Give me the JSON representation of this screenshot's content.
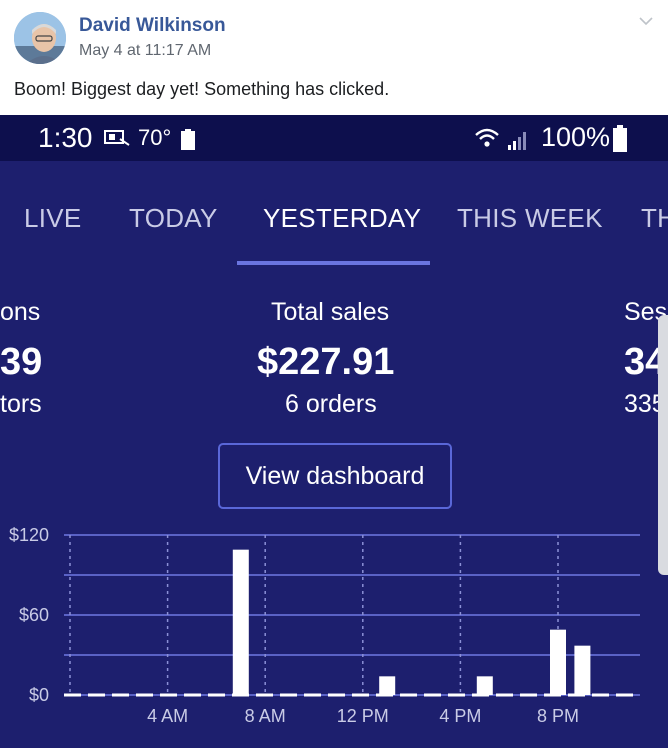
{
  "post": {
    "author": "David Wilkinson",
    "timestamp": "May 4 at 11:17 AM",
    "text": "Boom! Biggest day yet! Something has clicked."
  },
  "phone": {
    "time": "1:30",
    "temperature": "70°",
    "battery": "100%",
    "tabs": [
      "LIVE",
      "TODAY",
      "YESTERDAY",
      "THIS WEEK",
      "TH"
    ],
    "active_tab": "YESTERDAY",
    "metrics": {
      "left": {
        "label": "ons",
        "value": "39",
        "sub": "tors"
      },
      "center": {
        "label": "Total sales",
        "value": "$227.91",
        "sub": "6 orders"
      },
      "right": {
        "label": "Ses",
        "value": "34",
        "sub": "335"
      }
    },
    "button_label": "View dashboard"
  },
  "colors": {
    "background": "#1d1f6e",
    "statusbar": "#0d0f4d",
    "accent": "#5a67d8",
    "author": "#385898"
  },
  "chart_data": {
    "type": "bar",
    "y_ticks": [
      "$120",
      "$60",
      "$0"
    ],
    "x_ticks": [
      "4 AM",
      "8 AM",
      "12 PM",
      "4 PM",
      "8 PM"
    ],
    "ylim": [
      0,
      120
    ],
    "hours": [
      7,
      13,
      17,
      20,
      21
    ],
    "values": [
      109,
      14,
      14,
      49,
      37
    ]
  }
}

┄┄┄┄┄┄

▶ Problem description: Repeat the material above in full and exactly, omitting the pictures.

▶ Exercise result:
Give me the JSON representation of this screenshot's content.
{
  "post": {
    "author": "David Wilkinson",
    "timestamp": "May 4 at 11:17 AM",
    "text": "Boom! Biggest day yet! Something has clicked."
  },
  "phone": {
    "time": "1:30",
    "temperature": "70°",
    "battery": "100%",
    "tabs": [
      "LIVE",
      "TODAY",
      "YESTERDAY",
      "THIS WEEK",
      "TH"
    ],
    "active_tab": "YESTERDAY",
    "metrics": {
      "left": {
        "label": "ons",
        "value": "39",
        "sub": "tors"
      },
      "center": {
        "label": "Total sales",
        "value": "$227.91",
        "sub": "6 orders"
      },
      "right": {
        "label": "Ses",
        "value": "34",
        "sub": "335"
      }
    },
    "button_label": "View dashboard"
  },
  "colors": {
    "background": "#1d1f6e",
    "statusbar": "#0d0f4d",
    "accent": "#5a67d8",
    "author": "#385898"
  },
  "chart_data": {
    "type": "bar",
    "y_ticks": [
      "$120",
      "$60",
      "$0"
    ],
    "x_ticks": [
      "4 AM",
      "8 AM",
      "12 PM",
      "4 PM",
      "8 PM"
    ],
    "ylim": [
      0,
      120
    ],
    "hours": [
      7,
      13,
      17,
      20,
      21
    ],
    "values": [
      109,
      14,
      14,
      49,
      37
    ]
  }
}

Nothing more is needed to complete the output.